Commissioner Melissa McKinlay, whose district covers the Glades and other western areas, broke the news Friday on Twitter.
McKinlay said that after speaking with Florida Emergency Management Director Jared Moskowitz, a portion of the vaccines will now be diverted to the Florida Department of Health in Palm Beach County and the Health Care District of Palm Beach County "to serve areas where Publix isn't an option."
In addition, the state is planning to set up a point of distribution site in Belle Glade.
Just got off phone with @FLSERT Director @JaredEMoskowitz A portion of vaccines that were heading to PBC Publix will be diverted back to @healthcaredist & @HealthyFLPBC to serve areas where @Publix isn’t an option! State also planning to setup POD in Belle Glade. Thank you 🙏— Melissa McKinlay (@VoteMcKinlay) January 29, 2021
Health officials said earlier this week that Publix is the primary distributor of the COVID-19 vaccine in Palm Beach County.
However, McKinlay and other western Palm Beach County leaders have expressed concerns with that plan, saying it's incredibly difficult for residents in The Glades to travel to Publix to receive the vaccine, citing the long distance and lack of transportation
"We're moving all of this into the hands of Publix, and yet when you leave Loxahatchee Groves, the Publix that's located there, you have to travel 108 miles until you get to the next Publix on State Road 80. That's in Lee County. That's in Lehigh Acres in Lee County," McKinlay said during Tuesday's county commission meeting.
That same day, the mayors of Belle Glade, Pahokee and South Bay sent Florida Gov. Ron DeSantis a letter, urging him to find a more convenient way to distribute the COVID-19 vaccine than through Publix.
The mayors said that for Belle Glade residents, the closest Publix is 25 miles away, 27 miles away for Pakokee residents, and 32 miles away for South Bay residents.
"In more affluent communities, none of those distances would be a barrier to getting the vaccine; people would simply get in their vehicles and drive to the Publix nearest their homes," the letter read. "For Glades residents, however, many do not own vehicles of their own but walk everywhere they go."
The mayors called that lack of transportation a "formidable barrier" that's preventing residents from getting the COVID-19 vaccine.
"The only way for many of these people to obtain the vaccine will be to use public transportation to travel some 30 miles, possibly with a small child or children in tow, wait in line, then make the return 30-mile trip again via public transportation," the letter read.
The Publix vaccine appointment system has come under fire recently, with registration slots filling up with seconds of going online, leaving many residents frustrated and unable to get vaccinated.
New appointment slots opened at 6 a.m. Friday and were completely booked 90 minutes later.

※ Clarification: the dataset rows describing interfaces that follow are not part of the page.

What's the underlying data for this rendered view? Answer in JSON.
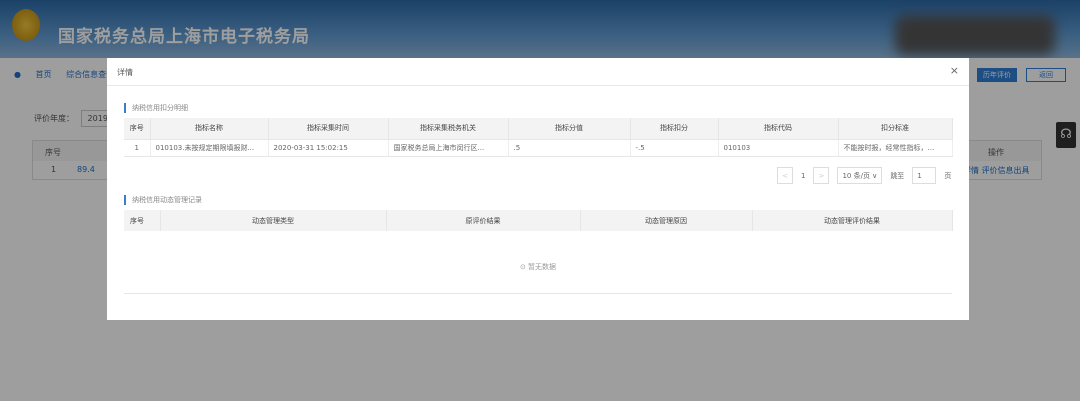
{
  "header": {
    "title": "国家税务总局上海市电子税务局"
  },
  "breadcrumb": [
    "首页",
    "综合信息查询"
  ],
  "filter": {
    "label": "评价年度：",
    "value": "2019"
  },
  "toolbar": {
    "primary_label": "历年评价",
    "back_label": "返回"
  },
  "bg_table": {
    "headers": [
      "序号",
      "操作"
    ],
    "row": {
      "index": "1",
      "score": "89.4",
      "actions": "详情 评价信息出具"
    }
  },
  "modal": {
    "title": "详情",
    "close": "×",
    "section1": {
      "title": "纳税信用扣分明细",
      "headers": [
        "序号",
        "指标名称",
        "指标采集时间",
        "指标采集税务机关",
        "指标分值",
        "指标扣分",
        "指标代码",
        "扣分标准"
      ],
      "rows": [
        [
          "1",
          "010103.未按规定期限填报财...",
          "2020-03-31 15:02:15",
          "国家税务总局上海市闵行区...",
          ".5",
          "-.5",
          "010103",
          "不能按时报，经常性指标，..."
        ]
      ]
    },
    "pagination": {
      "prev": "<",
      "page": "1",
      "next": ">",
      "page_size": "10 条/页 ∨",
      "goto_label": "跳至",
      "goto_value": "1",
      "page_suffix": "页"
    },
    "section2": {
      "title": "纳税信用动态管理记录",
      "headers": [
        "序号",
        "动态管理类型",
        "原评价结果",
        "动态管理原因",
        "动态管理评价结果"
      ],
      "empty": "暂无数据"
    }
  }
}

McKinlay told WPTV that 5,000 doses from Publix have been diverted to the county health department, although not all 5,000 will be going to the western communities.

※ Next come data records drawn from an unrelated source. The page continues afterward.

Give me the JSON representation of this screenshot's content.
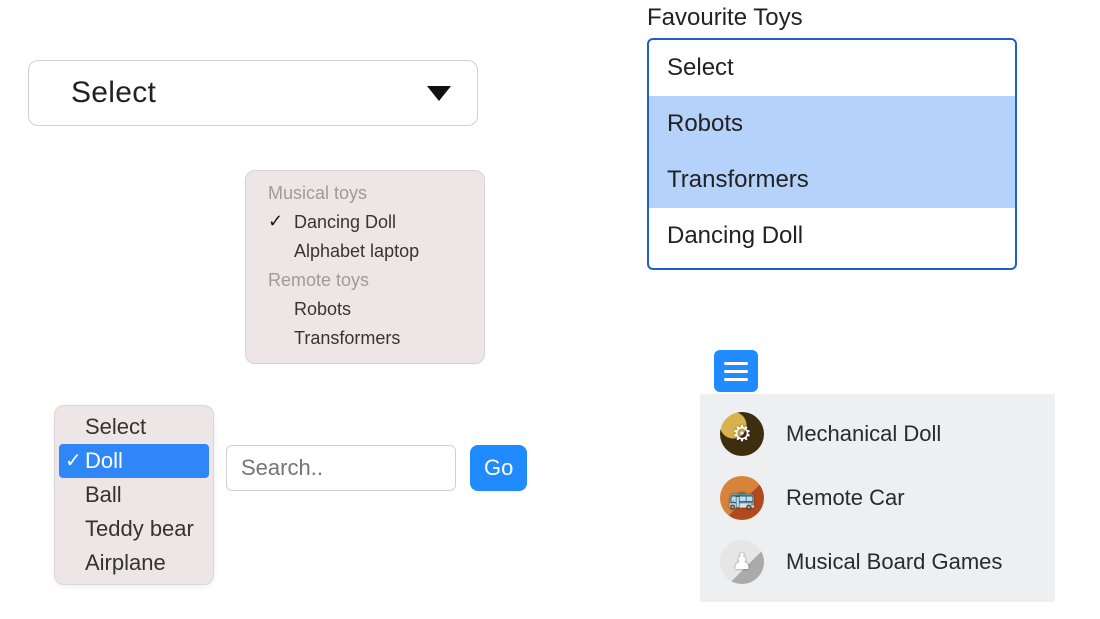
{
  "topSelect": {
    "value": "Select"
  },
  "grouped": {
    "groups": [
      {
        "header": "Musical toys",
        "items": [
          "Dancing Doll",
          "Alphabet laptop"
        ],
        "selectedIndex": 0
      },
      {
        "header": "Remote toys",
        "items": [
          "Robots",
          "Transformers"
        ],
        "selectedIndex": -1
      }
    ]
  },
  "singlePopup": {
    "items": [
      "Select",
      "Doll",
      "Ball",
      "Teddy bear",
      "Airplane"
    ],
    "selectedIndex": 1
  },
  "search": {
    "placeholder": "Search..",
    "buttonLabel": "Go"
  },
  "favourites": {
    "label": "Favourite Toys",
    "items": [
      "Select",
      "Robots",
      "Transformers",
      "Dancing Doll"
    ],
    "selectedIndices": [
      1,
      2
    ]
  },
  "iconMenu": {
    "items": [
      {
        "label": "Mechanical Doll",
        "glyph": "⚙"
      },
      {
        "label": "Remote Car",
        "glyph": "🚌"
      },
      {
        "label": "Musical Board Games",
        "glyph": "♟"
      }
    ]
  }
}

No other details have been released about the vaccine distribution plan in western Palm Beach County.